"Only if you are absolutely sure this is what you want," he said. Without a word, Sansa pulled Sandor to the bed and sat him down. She kissed him on the lips, then kissed his forehead, his cheeks, his scarred face. She kissed the knotted arrow wound on his shoulder, the welt on his stomach.

"I want you," she breathed, looking at him directly. Sandor touched her face and nodded, accepting another kiss. Sansa urged him over and they clambered into bed, throwing the covers over themselves. Sansa snuggled up against Sandor's chest, placing a last kiss on his collarbone before closing her eyes. He slung an arm over her waist, and Sansa smiled, falling into sleep.

When she awoke, Sandor was no longer beside her. Sansa sat up, glancing around groggily, until a loud creak made her jump. Sandor strode into the room, buckling his swordbelt on.

"Get up, little bird," he grunted. "It's time to leave. Sansa nodded, sliding out of bed and hunting down her dress. "Make sure to pack only what you need," the hound ordered, gesturing at a leather bag on the ground.

Sansa nodded, glancing at Sandor, who inspected and sheathed his sword into the scabbard. Last night felt like some kind of hazy dream, and Sandor's nonchalant attitude brought up a throb of fear that perhaps it had been nothing more than a dream. Sandor glanced at her, scratched his neck awkwardly, then stepped forward and planted a short kiss on her cheek.

"You'd better hurry up or I'm leaving you to rot here with your pansy prince," Sandor growled and strode out of the room. Sansa couldn't keep the silly grin off her face.

.:Author's Note:. Finally a little sweetness! The second kiss was actually totally not supposed to happen but Sansa decided in a spur-of-the-moment to do it anyways and I went along with it.

Aside from that, it's been a shitty week and I've pretty much exhausted my outline for this story, so from here on in it's kind of improvisation. Updates may not be as frequent either, because I'm involved in a retarded amount of stuff at uni (organizations, classes, meetings, etc), and I have a midterm on monday already, so please bear with me. My homework list is literally as long as my forearm.
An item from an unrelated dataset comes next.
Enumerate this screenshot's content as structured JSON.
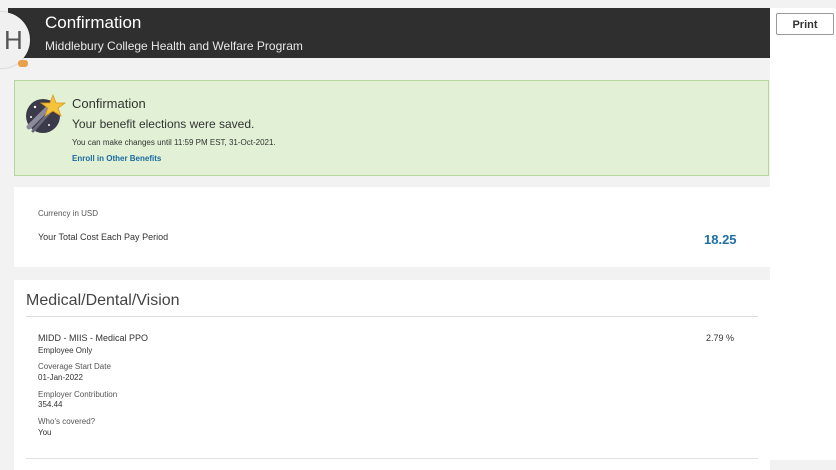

No kidding.

Anyway, please review. There's nothing like some literary feedback on a shitty day, or a good luck note from Midnightdawn67.

'till next time,

- Kerrigas